“The result: for a deferment of our payments to Wolff for a year, for unknown goods, we are now giving him a monopoly right to purchase and export raw materials. That is cheap.”
This is total misunderstanding. It is impossible to imagine a more advantageous agreement than the one we are concluding with Wolff. We pay him 10 per cent a year, whereas even Britain now pays 7 per cent, and the German Government pays 12 per cent. That’s the first thing. The second is that we are not buying from him any unknown goods, but only those we have checked by list and permitted for import. The third fact is that we are giving him a monopoly right to buy and export for a sharing of the profits which can have nothing to do with any kind of customs tariffs.
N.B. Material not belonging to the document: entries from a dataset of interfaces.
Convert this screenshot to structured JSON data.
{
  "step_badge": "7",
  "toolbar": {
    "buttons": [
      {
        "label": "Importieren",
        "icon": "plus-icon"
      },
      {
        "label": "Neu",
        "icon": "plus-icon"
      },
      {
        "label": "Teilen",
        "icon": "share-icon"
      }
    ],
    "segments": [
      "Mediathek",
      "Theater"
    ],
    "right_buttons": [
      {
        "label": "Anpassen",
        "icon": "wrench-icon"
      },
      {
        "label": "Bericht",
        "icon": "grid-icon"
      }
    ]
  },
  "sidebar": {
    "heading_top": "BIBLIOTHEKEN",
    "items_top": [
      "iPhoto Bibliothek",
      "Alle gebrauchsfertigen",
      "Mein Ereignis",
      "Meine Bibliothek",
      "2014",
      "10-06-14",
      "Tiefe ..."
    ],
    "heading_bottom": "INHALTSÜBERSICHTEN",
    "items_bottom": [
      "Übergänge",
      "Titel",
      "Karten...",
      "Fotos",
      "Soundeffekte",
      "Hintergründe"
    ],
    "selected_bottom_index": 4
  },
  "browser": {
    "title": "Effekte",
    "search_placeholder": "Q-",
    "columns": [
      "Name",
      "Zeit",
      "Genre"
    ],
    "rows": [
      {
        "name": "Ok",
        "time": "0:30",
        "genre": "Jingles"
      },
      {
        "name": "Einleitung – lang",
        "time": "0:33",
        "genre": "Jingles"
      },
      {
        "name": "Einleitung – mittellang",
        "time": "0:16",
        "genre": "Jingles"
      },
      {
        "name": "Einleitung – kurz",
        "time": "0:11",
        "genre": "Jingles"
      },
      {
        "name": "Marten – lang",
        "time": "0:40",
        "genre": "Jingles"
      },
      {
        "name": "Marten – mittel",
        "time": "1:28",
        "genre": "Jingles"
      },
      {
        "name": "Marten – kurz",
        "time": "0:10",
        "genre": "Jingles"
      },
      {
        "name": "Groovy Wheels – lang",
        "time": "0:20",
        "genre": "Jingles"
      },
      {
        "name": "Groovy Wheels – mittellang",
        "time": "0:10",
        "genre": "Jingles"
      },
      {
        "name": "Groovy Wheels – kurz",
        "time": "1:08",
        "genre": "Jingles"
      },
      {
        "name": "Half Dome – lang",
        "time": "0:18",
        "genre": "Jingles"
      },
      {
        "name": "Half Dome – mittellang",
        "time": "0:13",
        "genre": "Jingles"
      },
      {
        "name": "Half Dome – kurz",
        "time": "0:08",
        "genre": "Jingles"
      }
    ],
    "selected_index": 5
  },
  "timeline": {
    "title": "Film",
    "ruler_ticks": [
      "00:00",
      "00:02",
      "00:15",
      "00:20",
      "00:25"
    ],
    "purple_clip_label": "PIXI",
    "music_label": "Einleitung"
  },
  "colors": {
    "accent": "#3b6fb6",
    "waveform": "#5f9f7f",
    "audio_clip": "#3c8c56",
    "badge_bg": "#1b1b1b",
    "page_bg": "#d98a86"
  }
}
Namely: first, we receive a 10 per cent dividend, second, we receive a 10 per cent profit, like Wolff, and third, if the profit is in excess of 40 per cent, we receive 75 per cent of the rest, whereas the consortium receives only 25 per cent.
I think the agreement with Wolff is a typical agreement with German capitalist enterprises.
Such an agreement is immensely advantageous to us if only because we receive a half share of the profits which might go up to hundreds of per cent. In the process, the interests of our reviving industry and consequently of our industrial enterprises are fully protected. There is not a trace of the devastating consequences which would flow for us even from a conditional, even from a temporary opening of the frontiers. That is why I absolutely insist on approval of the agreement with Wolff, and in view of the extreme urgency of the matter I request that this question should be raised in the Politbureau tomorrow, and enclose herewith the agreement with Wolff and Comrade Kamenev’s note.
V. Ulyanov (Lenin)
Chairman, Council of People’s Commissars
 A reference to the agreement between the R.S.F.S.R. Government, arid a consortium of German firms headed by Otto Wolff, which was concluded in Berlin on October 9, 1922.
The protocol setting up the company was signed in Berlin on November 16, 1922. By the spring of 1923, the company had opened its branches in a number of Soviet cities, among them Moscow, Petrograd and Rostov-on-Don. The conclusion of the agreement with the Wolff consortium and its ratification created a strong impression abroad and produced a favourable atmosphere for talks with other businessmen, and companies.
However, the consortium subsequently became remiss in its obligations tinder (lie agreement, and in 1924 withdrew from the Russo-German Trading Society.
 The agreement with the Otto Wolff consortium was approved by a C.P.C. decree of October 19, 1922. That same day, Lenin spoke on the agreement in the Politbureau of the R.C.P.(B.) C.C., which decided: “To remove the question, in view of the agreement reached. To circulate the material on the case to Politbureau members for their information.”
The communiqué on the C.P.C.’s approval of the agreement (published in Izvestia VTsIK No. 237, October 20, 1922), which is at the Central Party Archives of the Institute of Marxism-Leninism, of the C.P.S.U. Central Committee, contains these resolutions: “Publish in the papers tomorrow, 19.X.1922. C.P.C. Chairman, V. Ulyanov (Lenin)” and “Telegraph abroad. Lenin”.